→ Work item: A word-for-word retyping of the listing below is required, with the pictures dropped.

BEGIN Excerpted records

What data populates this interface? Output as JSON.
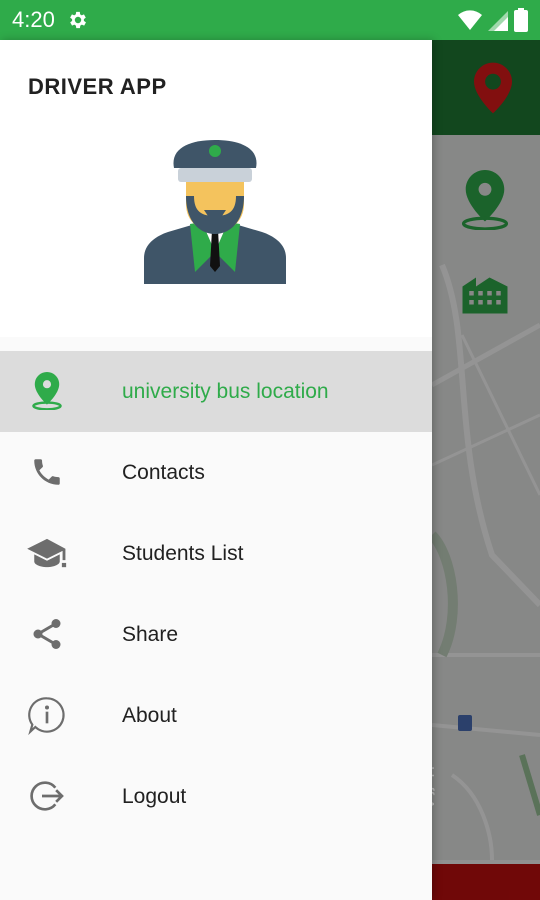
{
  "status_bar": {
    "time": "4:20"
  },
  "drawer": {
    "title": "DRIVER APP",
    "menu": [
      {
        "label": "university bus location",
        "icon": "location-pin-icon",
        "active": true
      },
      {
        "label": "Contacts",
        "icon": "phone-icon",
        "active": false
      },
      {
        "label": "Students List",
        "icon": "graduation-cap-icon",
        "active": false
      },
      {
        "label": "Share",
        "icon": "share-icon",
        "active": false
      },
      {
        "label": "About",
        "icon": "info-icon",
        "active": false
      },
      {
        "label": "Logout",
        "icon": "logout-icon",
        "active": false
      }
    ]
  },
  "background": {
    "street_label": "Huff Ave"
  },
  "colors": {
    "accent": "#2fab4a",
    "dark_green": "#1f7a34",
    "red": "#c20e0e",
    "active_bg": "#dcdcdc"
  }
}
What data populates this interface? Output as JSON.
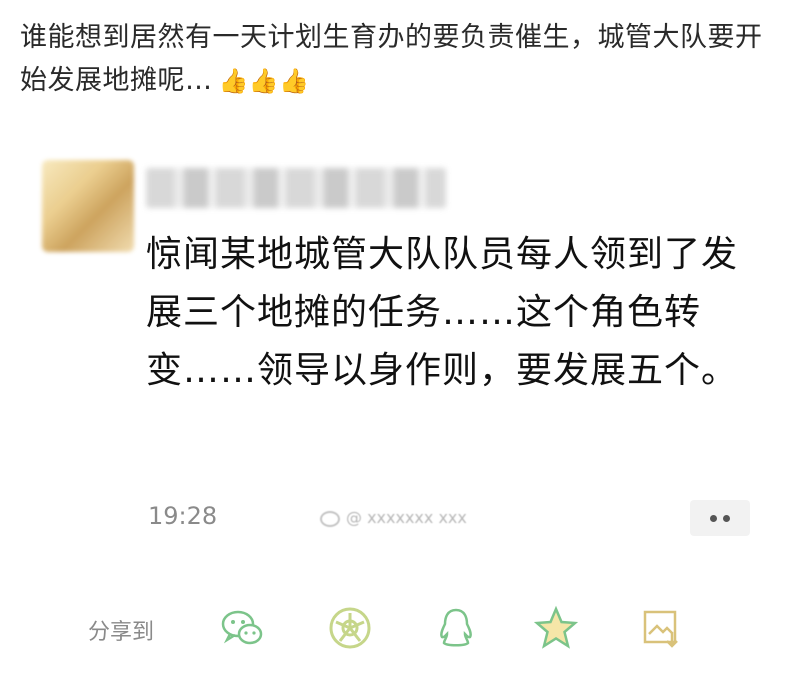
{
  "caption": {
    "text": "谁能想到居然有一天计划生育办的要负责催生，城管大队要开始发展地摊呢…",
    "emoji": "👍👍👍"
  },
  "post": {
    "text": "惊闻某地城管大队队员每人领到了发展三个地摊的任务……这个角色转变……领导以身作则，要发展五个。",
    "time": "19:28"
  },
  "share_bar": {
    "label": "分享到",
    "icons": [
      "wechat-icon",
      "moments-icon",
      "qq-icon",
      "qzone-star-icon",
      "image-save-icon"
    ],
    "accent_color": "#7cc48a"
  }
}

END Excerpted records

→ Response to the task:
What data populates this interface? Output as JSON.
{
  "status_bar": {
    "time": "4:20"
  },
  "drawer": {
    "title": "DRIVER APP",
    "menu": [
      {
        "label": "university bus location",
        "icon": "location-pin-icon",
        "active": true
      },
      {
        "label": "Contacts",
        "icon": "phone-icon",
        "active": false
      },
      {
        "label": "Students List",
        "icon": "graduation-cap-icon",
        "active": false
      },
      {
        "label": "Share",
        "icon": "share-icon",
        "active": false
      },
      {
        "label": "About",
        "icon": "info-icon",
        "active": false
      },
      {
        "label": "Logout",
        "icon": "logout-icon",
        "active": false
      }
    ]
  },
  "background": {
    "street_label": "Huff Ave"
  },
  "colors": {
    "accent": "#2fab4a",
    "dark_green": "#1f7a34",
    "red": "#c20e0e",
    "active_bg": "#dcdcdc"
  }
}
What data populates this interface? Output as JSON.
{
  "caption": {
    "text": "谁能想到居然有一天计划生育办的要负责催生，城管大队要开始发展地摊呢…",
    "emoji": "👍👍👍"
  },
  "post": {
    "text": "惊闻某地城管大队队员每人领到了发展三个地摊的任务……这个角色转变……领导以身作则，要发展五个。",
    "time": "19:28"
  },
  "share_bar": {
    "label": "分享到",
    "icons": [
      "wechat-icon",
      "moments-icon",
      "qq-icon",
      "qzone-star-icon",
      "image-save-icon"
    ],
    "accent_color": "#7cc48a"
  }
}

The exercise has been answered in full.